Sepsis

Sepsis (/ˈsɛpsɨs/; from the Greek σῆψις: the state of putrefaction and decay) is a potentially deadly medical condition characterized by a whole-body inflammatory state (called a systemic inflammatory response syndrome or SIRS) that is triggered by an infection. The body may develop this inflammatory response by the immune system to microbes in the blood, urine, lungs, skin, or other tissues. A popular term for sepsis is blood poisoning. Severe sepsis is the systemic inflammatory response, infection and the presence of organ dysfunction.

Septicemia (also septicaemia or septicæmia ) is a related medical term referring to the presence of pathogenic organisms in the bloodstream, leading to sepsis. The term has not been sharply defined. It has been inconsistently used in the past by medical professionals, for example as a synonym of bacteremia, causing some confusion.

Sepsis is usually treated with intravenous fluids and antibiotics. If fluid replacement isn't sufficient to maintain blood pressure, vasopressors can be used. Mechanical ventilation and dialysis may be needed to support the function of the lungs and kidneys, respectively. To guide therapy, a central venous catheter and an arterial catheter may be placed; measurement of other hemodynamic variables (such as cardiac output, mixed venous oxygen saturation or stroke volume variation) may also be used. Sepsis patients require preventive measures for deep vein thrombosis, stress ulcers and pressure ulcers, unless other conditions prevent this. Some might benefit from tight control of blood sugar levels with insulin (targeting stress hyperglycemia). The use of corticosteroids is controversial. Activated drotrecogin alfa (recombinant activated protein C), originally marketed for severe sepsis, has not been found to be helpful, and has recently been withdrawn from sale.

Read more about Sepsis:  Signs and Symptoms, Cause, Diagnosis, Pathophysiology, Management, Prognosis, Epidemiology, History, Society and Culture

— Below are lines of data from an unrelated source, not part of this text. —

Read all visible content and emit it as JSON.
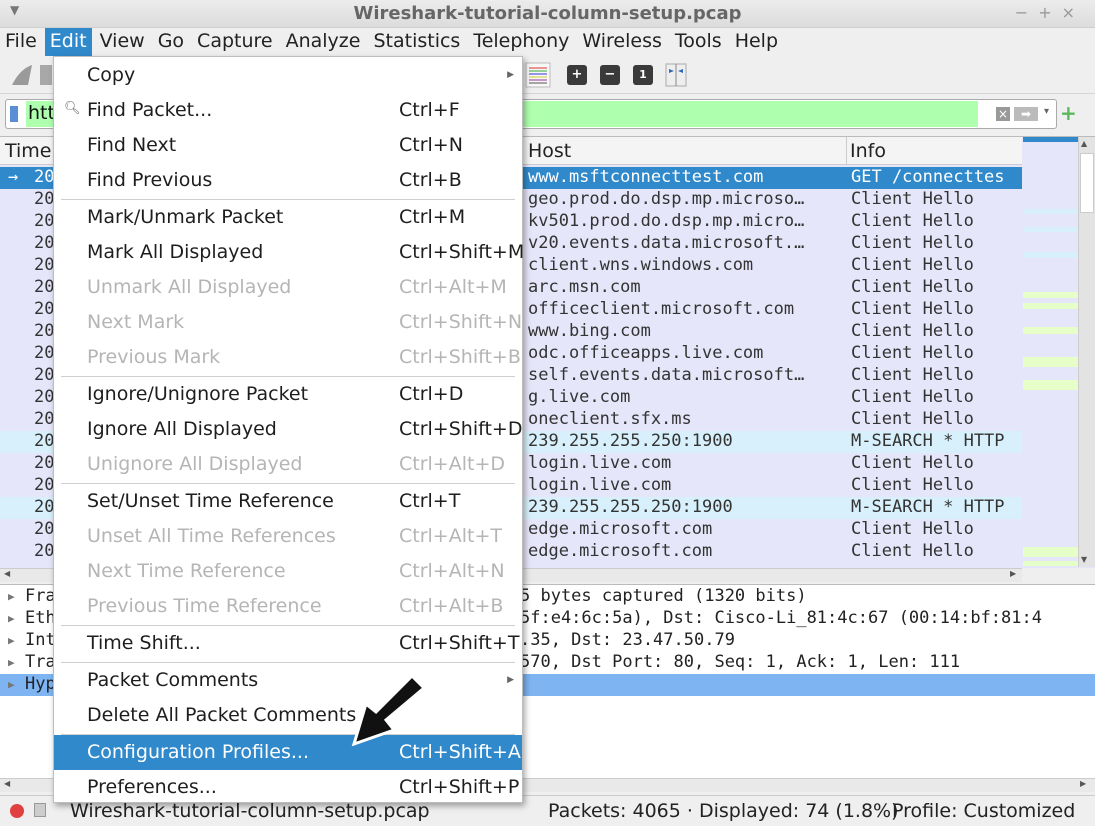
{
  "window": {
    "title": "Wireshark-tutorial-column-setup.pcap",
    "controls": [
      "−",
      "+",
      "×"
    ]
  },
  "menubar": {
    "items": [
      {
        "label": "File"
      },
      {
        "label": "Edit",
        "active": true
      },
      {
        "label": "View"
      },
      {
        "label": "Go"
      },
      {
        "label": "Capture"
      },
      {
        "label": "Analyze"
      },
      {
        "label": "Statistics"
      },
      {
        "label": "Telephony"
      },
      {
        "label": "Wireless"
      },
      {
        "label": "Tools"
      },
      {
        "label": "Help"
      }
    ]
  },
  "toolbar": {
    "icons": [
      "shark-fin-icon",
      "stop-icon",
      "colorize-icon",
      "zoom-in-icon",
      "zoom-out-icon",
      "normal-size-icon",
      "resize-columns-icon"
    ]
  },
  "filter": {
    "value": "htt",
    "clear_icon": "clear-icon",
    "apply_icon": "apply-arrow-icon",
    "add_icon": "plus-icon"
  },
  "packet_list": {
    "columns": [
      "Time",
      "Host",
      "Info"
    ],
    "rows": [
      {
        "time": "20",
        "host": "www.msftconnecttest.com",
        "info": "GET /connecttes",
        "selected": true
      },
      {
        "time": "20",
        "host": "geo.prod.do.dsp.mp.microso…",
        "info": "Client Hello"
      },
      {
        "time": "20",
        "host": "kv501.prod.do.dsp.mp.micro…",
        "info": "Client Hello"
      },
      {
        "time": "20",
        "host": "v20.events.data.microsoft.…",
        "info": "Client Hello"
      },
      {
        "time": "20",
        "host": "client.wns.windows.com",
        "info": "Client Hello"
      },
      {
        "time": "20",
        "host": "arc.msn.com",
        "info": "Client Hello"
      },
      {
        "time": "20",
        "host": "officeclient.microsoft.com",
        "info": "Client Hello"
      },
      {
        "time": "20",
        "host": "www.bing.com",
        "info": "Client Hello"
      },
      {
        "time": "20",
        "host": "odc.officeapps.live.com",
        "info": "Client Hello"
      },
      {
        "time": "20",
        "host": "self.events.data.microsoft…",
        "info": "Client Hello"
      },
      {
        "time": "20",
        "host": "g.live.com",
        "info": "Client Hello"
      },
      {
        "time": "20",
        "host": "oneclient.sfx.ms",
        "info": "Client Hello"
      },
      {
        "time": "20",
        "host": "239.255.255.250:1900",
        "info": "M-SEARCH * HTTP",
        "udp": true
      },
      {
        "time": "20",
        "host": "login.live.com",
        "info": "Client Hello"
      },
      {
        "time": "20",
        "host": "login.live.com",
        "info": "Client Hello"
      },
      {
        "time": "20",
        "host": "239.255.255.250:1900",
        "info": "M-SEARCH * HTTP",
        "udp": true
      },
      {
        "time": "20",
        "host": "edge.microsoft.com",
        "info": "Client Hello"
      },
      {
        "time": "20",
        "host": "edge.microsoft.com",
        "info": "Client Hello"
      }
    ]
  },
  "details": {
    "rows": [
      {
        "label": "Fra",
        "rest": "5 bytes captured (1320 bits)"
      },
      {
        "label": "Eth",
        "rest": "5f:e4:6c:5a), Dst: Cisco-Li_81:4c:67 (00:14:bf:81:4"
      },
      {
        "label": "Int",
        "rest": ".35, Dst: 23.47.50.79"
      },
      {
        "label": "Tra",
        "rest": "570, Dst Port: 80, Seq: 1, Ack: 1, Len: 111"
      },
      {
        "label": "Hyp",
        "rest": "",
        "highlighted": true
      }
    ]
  },
  "edit_menu": {
    "items": [
      {
        "label": "Copy",
        "shortcut": "",
        "submenu": true
      },
      {
        "label": "Find Packet...",
        "shortcut": "Ctrl+F",
        "icon": "search-icon"
      },
      {
        "label": "Find Next",
        "shortcut": "Ctrl+N"
      },
      {
        "label": "Find Previous",
        "shortcut": "Ctrl+B"
      },
      {
        "sep": true
      },
      {
        "label": "Mark/Unmark Packet",
        "shortcut": "Ctrl+M"
      },
      {
        "label": "Mark All Displayed",
        "shortcut": "Ctrl+Shift+M"
      },
      {
        "label": "Unmark All Displayed",
        "shortcut": "Ctrl+Alt+M",
        "disabled": true
      },
      {
        "label": "Next Mark",
        "shortcut": "Ctrl+Shift+N",
        "disabled": true
      },
      {
        "label": "Previous Mark",
        "shortcut": "Ctrl+Shift+B",
        "disabled": true
      },
      {
        "sep": true
      },
      {
        "label": "Ignore/Unignore Packet",
        "shortcut": "Ctrl+D"
      },
      {
        "label": "Ignore All Displayed",
        "shortcut": "Ctrl+Shift+D"
      },
      {
        "label": "Unignore All Displayed",
        "shortcut": "Ctrl+Alt+D",
        "disabled": true
      },
      {
        "sep": true
      },
      {
        "label": "Set/Unset Time Reference",
        "shortcut": "Ctrl+T"
      },
      {
        "label": "Unset All Time References",
        "shortcut": "Ctrl+Alt+T",
        "disabled": true
      },
      {
        "label": "Next Time Reference",
        "shortcut": "Ctrl+Alt+N",
        "disabled": true
      },
      {
        "label": "Previous Time Reference",
        "shortcut": "Ctrl+Alt+B",
        "disabled": true
      },
      {
        "sep": true
      },
      {
        "label": "Time Shift...",
        "shortcut": "Ctrl+Shift+T"
      },
      {
        "sep": true
      },
      {
        "label": "Packet Comments",
        "shortcut": "",
        "submenu": true
      },
      {
        "label": "Delete All Packet Comments",
        "shortcut": ""
      },
      {
        "sep": true
      },
      {
        "label": "Configuration Profiles...",
        "shortcut": "Ctrl+Shift+A",
        "highlighted": true
      },
      {
        "label": "Preferences...",
        "shortcut": "Ctrl+Shift+P"
      }
    ]
  },
  "statusbar": {
    "file": "Wireshark-tutorial-column-setup.pcap",
    "packets": "Packets: 4065 · Displayed: 74 (1.8%)",
    "profile": "Profile: Customized"
  },
  "colors": {
    "accent": "#3089cb",
    "filter_ok": "#aeffae",
    "row_tcp": "#e6e6fa",
    "row_udp": "#d8f0fb",
    "detail_hl": "#7eb4f2"
  }
}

Other articles related to "sepsis":

Surviving Sepsis Campaign - Using Bundles in Health Care
... the complex processes of the care of patients with severe sepsis ... Each hospital's sepsis protocol may be customized, but it must meet the standards created by the bundle ... Recent updates to Surviving Sepsis Campaign recommend 30ml/kg bolus ...
Surviving Sepsis Campaign - Relevance
... Mortality associated with severe sepsis remains high at 30-50% ... Approximately 1400 people die from sepsis each day throughout the world ... there are approximately 750,000 new sepsis cases each year, with at least 210,000 fatalities and this is reported to be same throughout Europe ...
Sepsis - Society and Culture
... was established to educate people about sepsis and to improve patient outcomes with sepsis, entitled the "Surviving Sepsis Campaign" ... published an evidence-based review of management strategies for severe sepsis, with the aim to publish a complete set of guidelines in subsequent years ... raising concerns regarding the use of hydroxyethyl starch in sepsis ...
Septicaemia (band) - History - The Name
... The term improperly mixes components of bacteraemia and sepsis, and has been abandoned as a concept ... Sepsis is usually treated in the intensive care unit with intravenous fluids and antibiotics ... Sepsis patients require preventive measures for deep vein thrombosis, stress ulcers and pressure ulcers, unless other conditions prevent this ...
Surviving Sepsis Campaign
... The Surviving Sepsis Campaign (SSC) is a global initiative to bring together professional organizations in reducing mortality from sepsis ... is to create an international collaborative effort to improve the treatment of sepsis and reduce the high mortality rate associated with the condition ... The Surviving Sepsis Campaign and the Institute for Healthcare Improvement have teamed up to achieve a 25 percent reduction in sepsis mortality by 2009 ...